> _Action item_
Make an exact copy of the records, omitting all images.

Interface dataset entries
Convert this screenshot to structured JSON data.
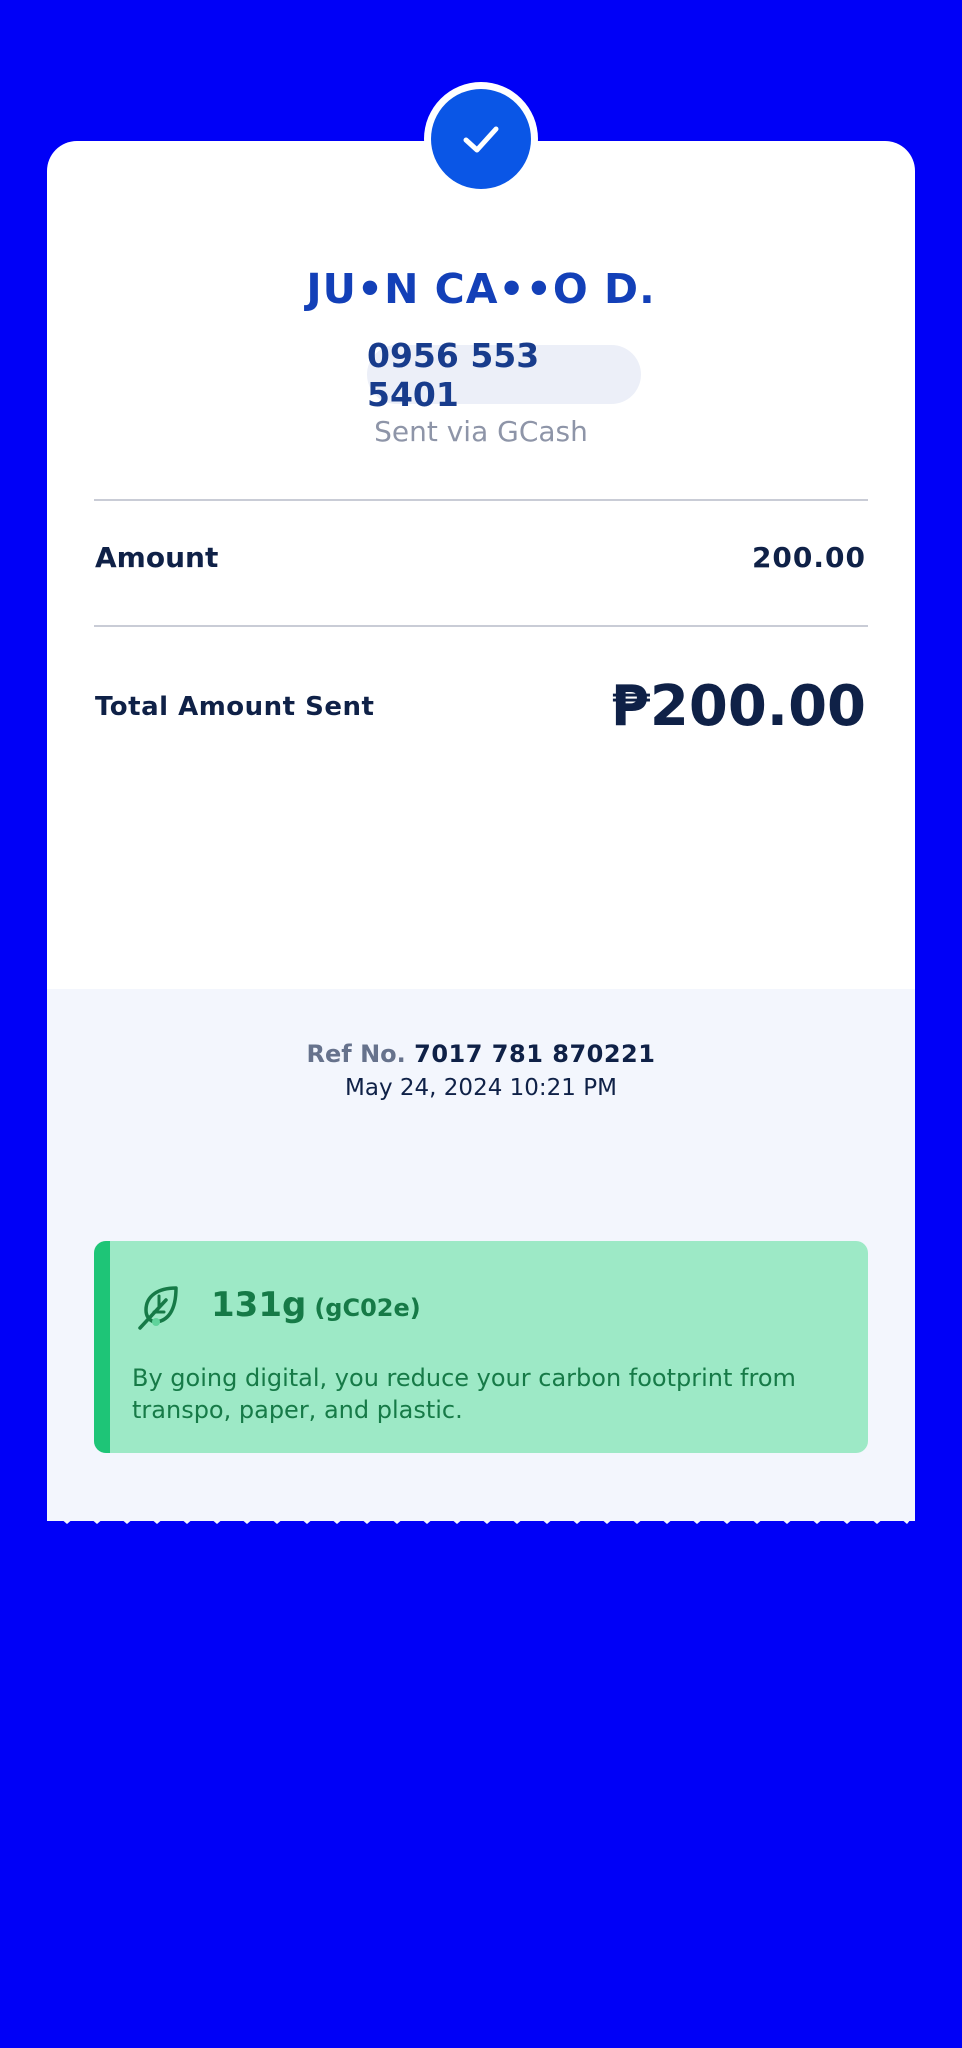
{
  "colors": {
    "background": "#0000F7",
    "accent": "#0A56E6",
    "name": "#1340B8",
    "text_dark": "#0F2147",
    "eco_bg": "#9DE9C6",
    "eco_accent": "#1EC577",
    "eco_text": "#167A47"
  },
  "recipient": {
    "name": "JU•N CA••O D.",
    "phone": "0956 553 5401",
    "method": "Sent via GCash"
  },
  "amount": {
    "label": "Amount",
    "value": "200.00"
  },
  "total": {
    "label": "Total Amount Sent",
    "value": "₱200.00"
  },
  "reference": {
    "label": "Ref No.",
    "number": "7017 781 870221",
    "datetime": "May 24, 2024 10:21 PM"
  },
  "eco": {
    "icon": "leaf-icon",
    "amount": "131g",
    "unit": "(gC02e)",
    "message": "By going digital, you reduce your carbon footprint from transpo, paper, and plastic."
  }
}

> _Exercise result_
Convert this screenshot to structured JSON data.
{
  "colors": {
    "background": "#0000F7",
    "accent": "#0A56E6",
    "name": "#1340B8",
    "text_dark": "#0F2147",
    "eco_bg": "#9DE9C6",
    "eco_accent": "#1EC577",
    "eco_text": "#167A47"
  },
  "recipient": {
    "name": "JU•N CA••O D.",
    "phone": "0956 553 5401",
    "method": "Sent via GCash"
  },
  "amount": {
    "label": "Amount",
    "value": "200.00"
  },
  "total": {
    "label": "Total Amount Sent",
    "value": "₱200.00"
  },
  "reference": {
    "label": "Ref No.",
    "number": "7017 781 870221",
    "datetime": "May 24, 2024 10:21 PM"
  },
  "eco": {
    "icon": "leaf-icon",
    "amount": "131g",
    "unit": "(gC02e)",
    "message": "By going digital, you reduce your carbon footprint from transpo, paper, and plastic."
  }
}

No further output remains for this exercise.